The “Park” shelter concept installs tiny homes in available metered parking spaces in the city, similar to the approach SF Parks and Recreation and local business owners have adopted, using metered parking spaces for the city’s “parklets”.
According to SF’s parking census, there are 275,450 street spots with 26,750 that are metered.
The current homeless population is estimated at 6900.
Adults living on the streets of SF: 2962
Unaccompanied youth under 25 living on street: 1363
People in families living on the streets: 33
Adults living in SF emergency shelters: 1194
Unaccompanied youth under 25 living in SF emergency shelters: 337
People in families living in SF emergency shelters: 337
Under this concept, the city would relinquish 3000-6900 of the 26,750 metered spaces for temporary housing.

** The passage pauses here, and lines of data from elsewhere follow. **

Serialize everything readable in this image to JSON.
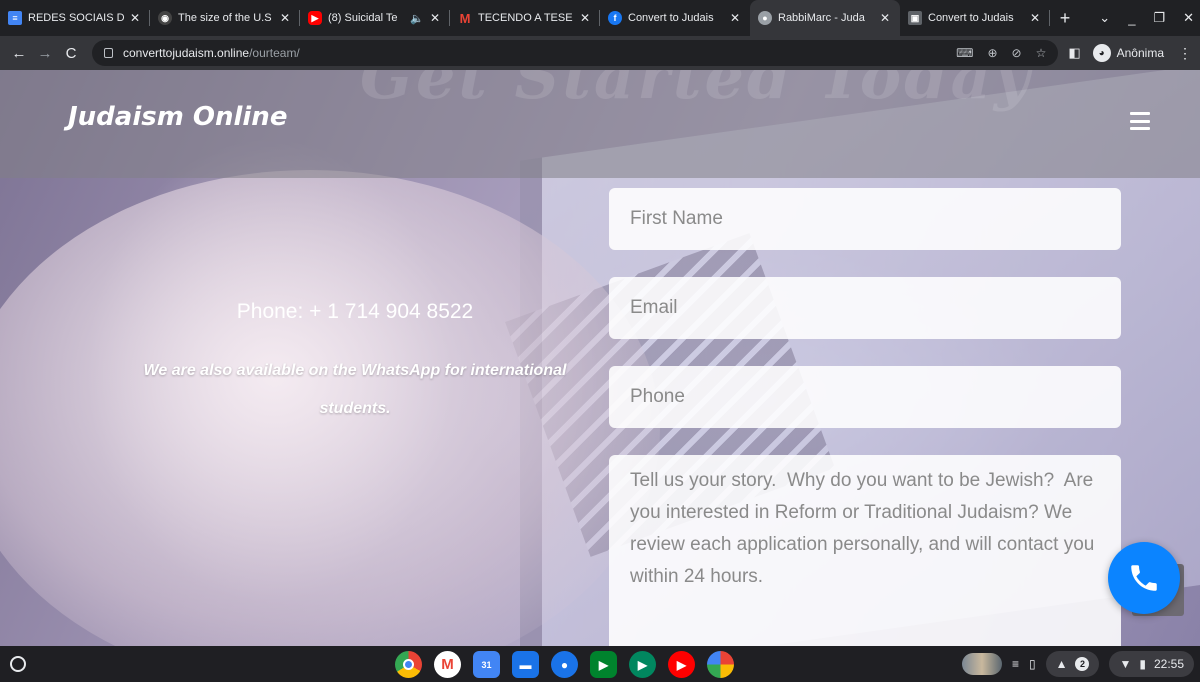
{
  "browser": {
    "tabs": [
      {
        "title": "REDES SOCIAIS DI",
        "favicon": "docs-icon",
        "color": "#4285f4"
      },
      {
        "title": "The size of the U.S",
        "favicon": "globe-icon",
        "color": "#444444"
      },
      {
        "title": "(8) Suicidal Te",
        "favicon": "youtube-icon",
        "color": "#ff0000",
        "audio": true
      },
      {
        "title": "TECENDO A TESE",
        "favicon": "gmail-icon",
        "color": "#ea4335"
      },
      {
        "title": "Convert to Judais",
        "favicon": "facebook-icon",
        "color": "#1877f2"
      },
      {
        "title": "RabbiMarc - Juda",
        "favicon": "profile-icon",
        "color": "#9aa0a6",
        "active": true
      },
      {
        "title": "Convert to Judais",
        "favicon": "site-icon",
        "color": "#5f6368"
      }
    ],
    "url_host": "converttojudaism.online",
    "url_path": "/ourteam/",
    "profile_label": "Anônima"
  },
  "site": {
    "ghost_heading": "Get Started Today",
    "logo": "Judaism Online",
    "phone": "Phone: + 1 714 904 8522",
    "whatsapp_note": "We are also available on the WhatsApp for international students.",
    "form": {
      "first_name_placeholder": "First Name",
      "email_placeholder": "Email",
      "phone_placeholder": "Phone",
      "story_placeholder": "Tell us your story.  Why do you want to be Jewish?  Are you interested in Reform or Traditional Judaism? We review each application personally, and will contact you within 24 hours."
    },
    "colors": {
      "call_button": "#0b84ff"
    }
  },
  "shelf": {
    "apps": [
      "chrome-icon",
      "gmail-icon",
      "calendar-icon",
      "files-icon",
      "messages-icon",
      "meet-icon",
      "play-store-icon",
      "youtube-icon",
      "photos-icon"
    ],
    "notification_count": "2",
    "time": "22:55"
  }
}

This method avoids negotiation with landowners (other than the city itself) for use of large continuous tracts / lots for legalized housing encampments.
Adopting a decentralized strategy for housing provides a more agile approach for rapid deployment to existing encampments and homeless populations.

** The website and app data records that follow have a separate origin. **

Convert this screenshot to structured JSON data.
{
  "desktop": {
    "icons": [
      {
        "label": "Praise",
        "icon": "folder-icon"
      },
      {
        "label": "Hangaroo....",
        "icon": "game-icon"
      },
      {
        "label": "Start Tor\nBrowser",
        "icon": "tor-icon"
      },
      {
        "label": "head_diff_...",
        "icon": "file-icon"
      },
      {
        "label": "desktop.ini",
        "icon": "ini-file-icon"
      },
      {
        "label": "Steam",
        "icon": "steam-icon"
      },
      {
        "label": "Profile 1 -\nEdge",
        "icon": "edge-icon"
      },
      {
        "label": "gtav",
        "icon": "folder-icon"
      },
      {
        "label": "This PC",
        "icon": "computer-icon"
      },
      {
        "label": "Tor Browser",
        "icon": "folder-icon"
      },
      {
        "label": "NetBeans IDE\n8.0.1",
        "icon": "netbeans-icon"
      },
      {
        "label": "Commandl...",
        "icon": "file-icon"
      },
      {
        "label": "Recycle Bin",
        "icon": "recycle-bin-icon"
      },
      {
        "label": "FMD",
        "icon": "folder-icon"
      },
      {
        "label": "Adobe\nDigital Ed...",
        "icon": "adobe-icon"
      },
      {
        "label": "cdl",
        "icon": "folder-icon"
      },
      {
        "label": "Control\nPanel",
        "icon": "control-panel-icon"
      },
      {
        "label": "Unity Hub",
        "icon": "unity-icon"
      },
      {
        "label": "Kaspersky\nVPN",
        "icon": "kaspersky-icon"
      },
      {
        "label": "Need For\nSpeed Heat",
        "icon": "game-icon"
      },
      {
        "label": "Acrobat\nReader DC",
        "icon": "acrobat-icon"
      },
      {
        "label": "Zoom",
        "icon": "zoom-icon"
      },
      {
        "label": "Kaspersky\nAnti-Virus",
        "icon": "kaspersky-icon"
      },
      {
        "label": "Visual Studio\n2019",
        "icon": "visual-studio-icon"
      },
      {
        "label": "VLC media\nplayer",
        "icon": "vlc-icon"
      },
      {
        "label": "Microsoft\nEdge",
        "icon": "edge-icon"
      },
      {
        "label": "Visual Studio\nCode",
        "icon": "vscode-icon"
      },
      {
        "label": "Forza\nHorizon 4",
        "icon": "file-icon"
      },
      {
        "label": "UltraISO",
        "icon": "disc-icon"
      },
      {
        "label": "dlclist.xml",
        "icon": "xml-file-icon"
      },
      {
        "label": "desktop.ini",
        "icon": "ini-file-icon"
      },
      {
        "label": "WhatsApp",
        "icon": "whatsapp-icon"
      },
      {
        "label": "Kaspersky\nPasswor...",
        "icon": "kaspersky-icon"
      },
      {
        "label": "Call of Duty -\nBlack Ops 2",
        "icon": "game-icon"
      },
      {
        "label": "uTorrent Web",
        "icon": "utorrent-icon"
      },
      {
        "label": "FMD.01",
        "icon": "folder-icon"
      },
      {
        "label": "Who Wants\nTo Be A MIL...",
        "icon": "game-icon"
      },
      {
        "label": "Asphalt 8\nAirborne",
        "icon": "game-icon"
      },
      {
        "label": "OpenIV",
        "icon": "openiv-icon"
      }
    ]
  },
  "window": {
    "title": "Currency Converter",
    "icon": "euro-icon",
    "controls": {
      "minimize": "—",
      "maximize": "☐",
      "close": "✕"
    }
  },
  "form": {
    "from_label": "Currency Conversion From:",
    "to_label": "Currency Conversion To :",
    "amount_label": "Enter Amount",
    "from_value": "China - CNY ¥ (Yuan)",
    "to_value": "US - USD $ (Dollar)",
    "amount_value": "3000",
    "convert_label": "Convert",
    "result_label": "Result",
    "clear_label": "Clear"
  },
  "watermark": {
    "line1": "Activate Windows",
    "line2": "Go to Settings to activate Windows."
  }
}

Shelters at metered spaces can also be tracked and inventoried for mobilization around the city as necessary. Trackable housing also accommodates linkages to social services and tracking of registered shelter occupants.
“Park” Shelter Design
Like a set of Legos, a modular design approach using shipping containers maximizes flexibility, shrinking, growing and changing configuration to accommodate site specific conditions and service needs. Several container types are developed according to service function. Linked together in a chain, the containers form micro blocks, a new street front abutting the existing sidewalk. The concept includes “parklet” green spaces and potential space for micro businesses allowing programmatic flexibility, weaving the concept into the urban fabric. Rather than being a blight on the existing context, the containers can improve the streetscape.
Each shelter will conform to a 9’x20’ or 9’x40’parking space footprint. Size and configuration will vary pending design and development of housing types to accommodate homeless adults, youths, or families. The designs will also incorporate green design strategies such as the use of green roofs, compostable toilets, and solar power.